### WHAT YOU SHOULD DO
Look through the listing for the string "false" and copy out every line that holds it.

### DATA SUPPLIED
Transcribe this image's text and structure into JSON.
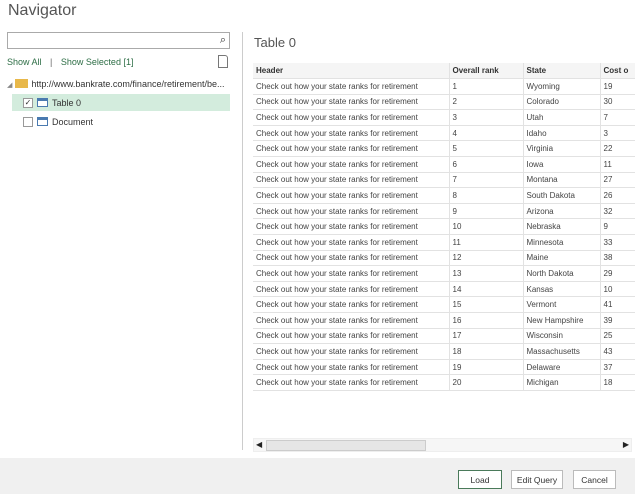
{
  "title": "Navigator",
  "search": {
    "placeholder": "",
    "icon": "search-icon"
  },
  "links": {
    "show_all": "Show All",
    "sep": "|",
    "show_selected": "Show Selected [1]"
  },
  "tree": {
    "root": "http://www.bankrate.com/finance/retirement/be...",
    "items": [
      {
        "label": "Table 0",
        "checked": true
      },
      {
        "label": "Document",
        "checked": false
      }
    ]
  },
  "preview": {
    "title": "Table 0",
    "columns": [
      "Header",
      "Overall rank",
      "State",
      "Cost o"
    ],
    "rows": [
      [
        "Check out how your state ranks for retirement",
        "1",
        "Wyoming",
        "19"
      ],
      [
        "Check out how your state ranks for retirement",
        "2",
        "Colorado",
        "30"
      ],
      [
        "Check out how your state ranks for retirement",
        "3",
        "Utah",
        "7"
      ],
      [
        "Check out how your state ranks for retirement",
        "4",
        "Idaho",
        "3"
      ],
      [
        "Check out how your state ranks for retirement",
        "5",
        "Virginia",
        "22"
      ],
      [
        "Check out how your state ranks for retirement",
        "6",
        "Iowa",
        "11"
      ],
      [
        "Check out how your state ranks for retirement",
        "7",
        "Montana",
        "27"
      ],
      [
        "Check out how your state ranks for retirement",
        "8",
        "South Dakota",
        "26"
      ],
      [
        "Check out how your state ranks for retirement",
        "9",
        "Arizona",
        "32"
      ],
      [
        "Check out how your state ranks for retirement",
        "10",
        "Nebraska",
        "9"
      ],
      [
        "Check out how your state ranks for retirement",
        "11",
        "Minnesota",
        "33"
      ],
      [
        "Check out how your state ranks for retirement",
        "12",
        "Maine",
        "38"
      ],
      [
        "Check out how your state ranks for retirement",
        "13",
        "North Dakota",
        "29"
      ],
      [
        "Check out how your state ranks for retirement",
        "14",
        "Kansas",
        "10"
      ],
      [
        "Check out how your state ranks for retirement",
        "15",
        "Vermont",
        "41"
      ],
      [
        "Check out how your state ranks for retirement",
        "16",
        "New Hampshire",
        "39"
      ],
      [
        "Check out how your state ranks for retirement",
        "17",
        "Wisconsin",
        "25"
      ],
      [
        "Check out how your state ranks for retirement",
        "18",
        "Massachusetts",
        "43"
      ],
      [
        "Check out how your state ranks for retirement",
        "19",
        "Delaware",
        "37"
      ],
      [
        "Check out how your state ranks for retirement",
        "20",
        "Michigan",
        "18"
      ]
    ]
  },
  "buttons": {
    "load": "Load",
    "edit_query": "Edit Query",
    "cancel": "Cancel"
  }
}
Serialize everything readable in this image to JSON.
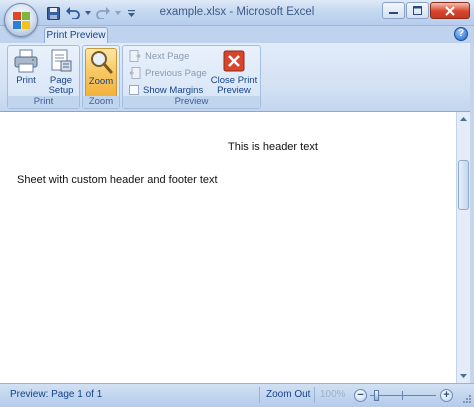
{
  "window": {
    "title": "example.xlsx - Microsoft Excel"
  },
  "quick_access": {
    "icons": [
      "save-icon",
      "undo-icon",
      "undo-dropdown-icon",
      "redo-icon",
      "redo-dropdown-icon",
      "customize-qat-icon"
    ]
  },
  "ribbon": {
    "tabs": [
      {
        "label": "Print Preview",
        "active": true
      }
    ],
    "groups": {
      "print": {
        "label": "Print",
        "buttons": [
          {
            "label": "Print",
            "icon": "printer-icon"
          },
          {
            "label": "Page Setup",
            "label_line1": "Page",
            "label_line2": "Setup",
            "icon": "page-setup-icon"
          }
        ]
      },
      "zoom": {
        "label": "Zoom",
        "buttons": [
          {
            "label": "Zoom",
            "icon": "magnifier-icon",
            "active": true
          }
        ]
      },
      "preview": {
        "label": "Preview",
        "next_page": {
          "label": "Next Page",
          "enabled": false
        },
        "previous_page": {
          "label": "Previous Page",
          "enabled": false
        },
        "show_margins": {
          "label": "Show Margins",
          "checked": false
        },
        "close": {
          "label": "Close Print Preview",
          "label_line1": "Close Print",
          "label_line2": "Preview",
          "icon": "close-preview-icon"
        }
      }
    }
  },
  "document": {
    "header_text": "This is header text",
    "body_text": "Sheet with custom header and footer text"
  },
  "statusbar": {
    "page_info": "Preview: Page 1 of 1",
    "zoom_out_label": "Zoom Out",
    "zoom_percent": "100%"
  },
  "colors": {
    "ribbon_blue": "#d1e0f3",
    "text_blue": "#15428b",
    "active_orange": "#f8c661",
    "close_red": "#d9442c"
  }
}
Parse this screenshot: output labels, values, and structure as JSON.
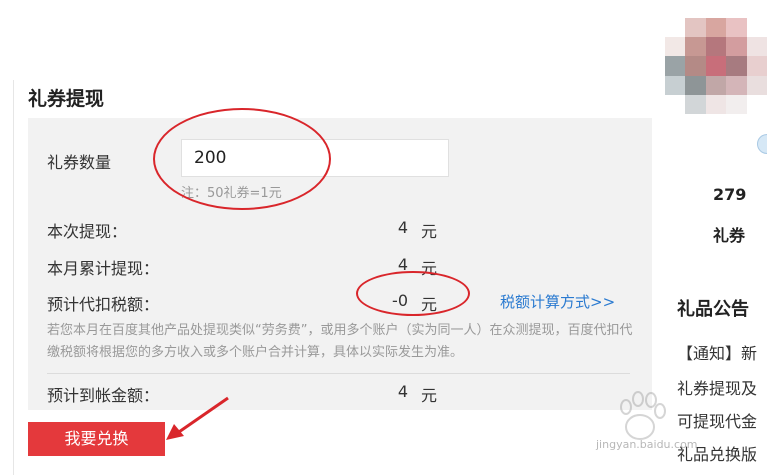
{
  "section_title": "礼券提现",
  "form": {
    "quantity_label": "礼券数量",
    "quantity_value": "200",
    "note": "注：50礼券=1元",
    "withdraw_label": "本次提现：",
    "withdraw_value": "4",
    "monthly_label": "本月累计提现：",
    "monthly_value": "4",
    "tax_label": "预计代扣税额：",
    "tax_value": "-0",
    "tax_link": "税额计算方式>>",
    "description": "若您本月在百度其他产品处提现类似“劳务费”，或用多个账户（实为同一人）在众测提现，百度代扣代缴税额将根据您的多方收入或多个账户合并计算，具体以实际发生为准。",
    "arrival_label": "预计到帐金额：",
    "arrival_value": "4",
    "unit": "元"
  },
  "redeem_button": "我要兑换",
  "sidebar": {
    "coupon_count": "279",
    "coupon_label": "礼券",
    "notice_title": "礼品公告",
    "notices": [
      "【通知】新",
      "礼券提现及",
      "可提现代金",
      "礼品兑换版"
    ]
  },
  "watermark": "jingyan.baidu.com",
  "colors": {
    "accent": "#e4393c",
    "link": "#2a7ad0",
    "annotation": "#d9262b"
  },
  "icons": [
    "blurred-avatar",
    "red-annotation-arrow",
    "baidu-paw-watermark"
  ]
}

### RESULT OF THE TASK
        "checked": false
          "enabled": false
          "enabled": false
          "checked": false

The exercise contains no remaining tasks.